According to the American Academy of Otolaryngology Head and Neck Surgery, cleft lip and cleft palate are the most common defects in the United States today at birth. Cleft lip upper lip is when a baby has not joined correctly. A cleft palate is when the structures of the palate have not been closed properly, leaving an open space in the roof of the mouth. These defects can be inherited from one or both parents or can be caused by environmental issues during pregnancy, such as smoking, drinking alcohol or taking drugs, prescribed drugs consumed, exposure to viruses or nutritional deficiency.
Diagnosis and treatment
Cleft lip and cleft palate are diagnosed at birth or by ultrasound during pregnancy. These cracks can be simple or more difficult to treat depending on the size of the aperture and how it affected breathing, eating and talking.
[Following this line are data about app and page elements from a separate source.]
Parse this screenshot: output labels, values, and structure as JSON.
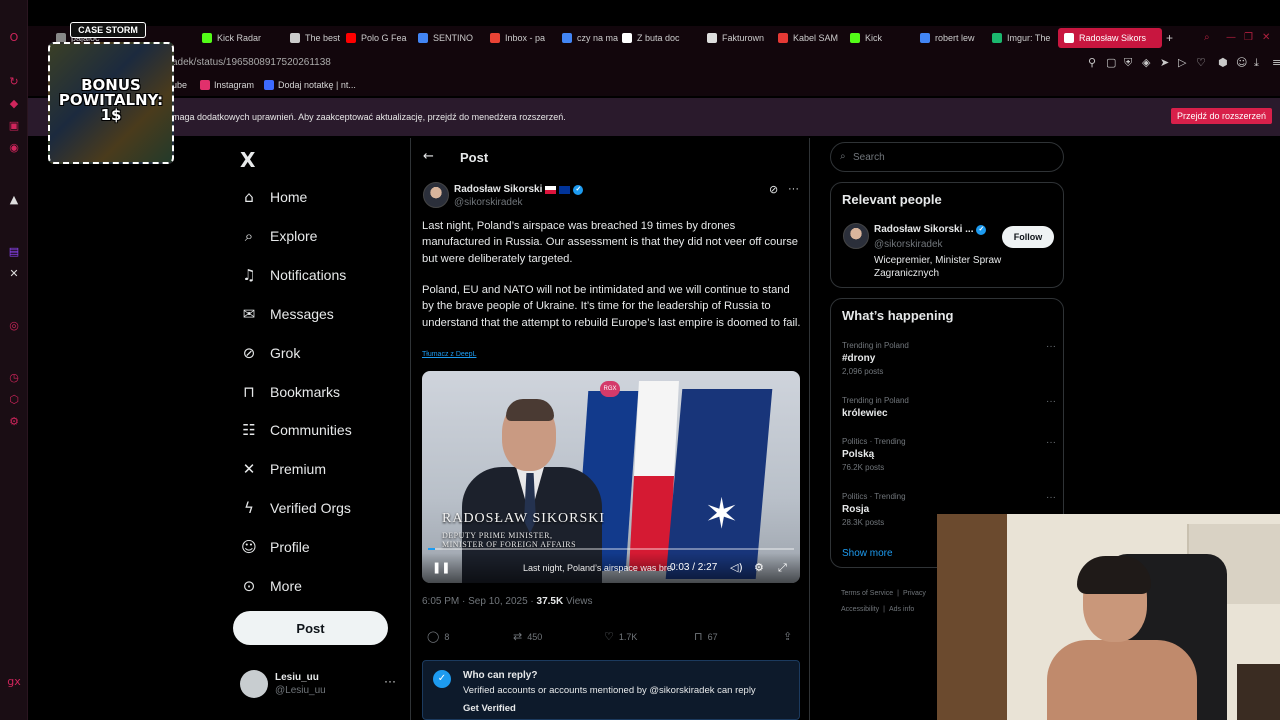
{
  "browser": {
    "tabs": [
      {
        "label": "pajaloc",
        "color": "#888"
      },
      {
        "label": "Kick Radar",
        "color": "#53fc18"
      },
      {
        "label": "The best C",
        "color": "#ccc"
      },
      {
        "label": "Polo G Fea",
        "color": "#ff0000"
      },
      {
        "label": "SENTINO",
        "color": "#4285f4"
      },
      {
        "label": "Inbox - pa",
        "color": "#ea4335"
      },
      {
        "label": "czy na mał",
        "color": "#4285f4"
      },
      {
        "label": "Z buta doc",
        "color": "#ffffff"
      },
      {
        "label": "Fakturown",
        "color": "#dddddd"
      },
      {
        "label": "Kabel SAM",
        "color": "#e53935"
      },
      {
        "label": "Kick",
        "color": "#53fc18"
      },
      {
        "label": "robert lew",
        "color": "#4285f4"
      },
      {
        "label": "Imgur: The",
        "color": "#1bb76e"
      },
      {
        "label": "Radosław Sikors",
        "color": "#ffffff",
        "active": true
      }
    ],
    "url": "adek/status/1965808917520261138",
    "bookmarks": [
      {
        "label": "ube",
        "color": "#ff0000"
      },
      {
        "label": "Instagram",
        "color": "#e1306c"
      },
      {
        "label": "Dodaj notatkę | nt...",
        "color": "#3d6bff"
      }
    ],
    "infobar": {
      "text": "maga dodatkowych uprawnień. Aby zaakceptować aktualizację, przejdź do menedżera rozszerzeń.",
      "button": "Przejdź do rozszerzeń"
    },
    "accent_color": "#d8204a"
  },
  "promo": {
    "logo": "CASE STORM",
    "title_line1": "BONUS",
    "title_line2": "POWITALNY:",
    "title_line3": "1$"
  },
  "nav": {
    "logo": "X",
    "items": [
      {
        "label": "Home",
        "icon": "home-icon"
      },
      {
        "label": "Explore",
        "icon": "search-icon"
      },
      {
        "label": "Notifications",
        "icon": "bell-icon"
      },
      {
        "label": "Messages",
        "icon": "mail-icon"
      },
      {
        "label": "Grok",
        "icon": "grok-icon"
      },
      {
        "label": "Bookmarks",
        "icon": "bookmark-icon"
      },
      {
        "label": "Communities",
        "icon": "people-icon"
      },
      {
        "label": "Premium",
        "icon": "x-icon"
      },
      {
        "label": "Verified Orgs",
        "icon": "lightning-icon"
      },
      {
        "label": "Profile",
        "icon": "person-icon"
      },
      {
        "label": "More",
        "icon": "more-circle-icon"
      }
    ],
    "post_button": "Post",
    "account": {
      "name": "Lesiu_uu",
      "handle": "@Lesiu_uu"
    }
  },
  "post": {
    "header": "Post",
    "author": {
      "name": "Radosław Sikorski",
      "handle": "@sikorskiradek"
    },
    "text_p1": "Last night, Poland’s airspace was breached 19 times by drones manufactured in Russia. Our assessment is that they did not veer off course but were deliberately targeted.",
    "text_p2": "Poland, EU and NATO will not be intimidated and we will continue to stand by the brave people of Ukraine.  It’s time for the leadership of Russia to understand that the attempt to rebuild Europe’s last empire is doomed to fail.",
    "translate": "Tłumacz z DeepL",
    "video": {
      "badge": "RGX",
      "name_overlay": "RADOSŁAW SIKORSKI",
      "role_line1": "DEPUTY PRIME MINISTER,",
      "role_line2": "MINISTER OF FOREIGN AFFAIRS",
      "caption": "Last night, Poland’s airspace was breached",
      "time": "0:03 / 2:27",
      "progress_fraction": 0.02
    },
    "meta": {
      "datetime": "6:05 PM · Sep 10, 2025 · ",
      "views": "37.5K",
      "views_label": " Views"
    },
    "actions": {
      "replies": "8",
      "reposts": "450",
      "likes": "1.7K",
      "bookmarks": "67"
    },
    "reply_box": {
      "title": "Who can reply?",
      "desc": "Verified accounts or accounts mentioned by @sikorskiradek can reply",
      "link": "Get Verified"
    }
  },
  "sidebar": {
    "search_placeholder": "Search",
    "relevant": {
      "title": "Relevant people",
      "name": "Radosław Sikorski ...",
      "handle": "@sikorskiradek",
      "bio": "Wicepremier, Minister Spraw Zagranicznych",
      "follow": "Follow"
    },
    "happening": {
      "title": "What’s happening",
      "trends": [
        {
          "meta": "Trending in Poland",
          "title": "#drony",
          "count": "2,096 posts"
        },
        {
          "meta": "Trending in Poland",
          "title": "królewiec",
          "count": ""
        },
        {
          "meta": "Politics · Trending",
          "title": "Polską",
          "count": "76.2K posts"
        },
        {
          "meta": "Politics · Trending",
          "title": "Rosja",
          "count": "28.3K posts"
        }
      ],
      "show_more": "Show more"
    },
    "footer": {
      "terms": "Terms of Service",
      "privacy": "Privacy",
      "accessibility": "Accessibility",
      "ads": "Ads info"
    }
  }
}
Babies have difficulty feeding, such as sucking or may not have nasal regurgitation. Babies with cleft palate are more prone to ear infections and should be evaluated by an ear, nose and throat. As the lips and palate are crucial to form sounds, proper speech development is a major concern. A speech therapist can determine whether to continue therapy. You should also go to a pediatric dentist to monitor the development of the teeth.
Babies with cleft lip usually undergo an operation between birth and three months. In contrast, those with cleft palate require a more involved surgical procedure carried out until they are one year old. Perhaps additional operations between the two years and well into adolescence are needed. In addition, a medical intervention with respect to speech, behavior and psychological factors of the baby or child may also be required.
Surgical Options for the future
The study suggests that doctors may soon provide treatment in the uterus for cleft lip and cleft palate.
Someday, surgeons can perform minimally invasive procedures before birth, with few small incisions and scars or no.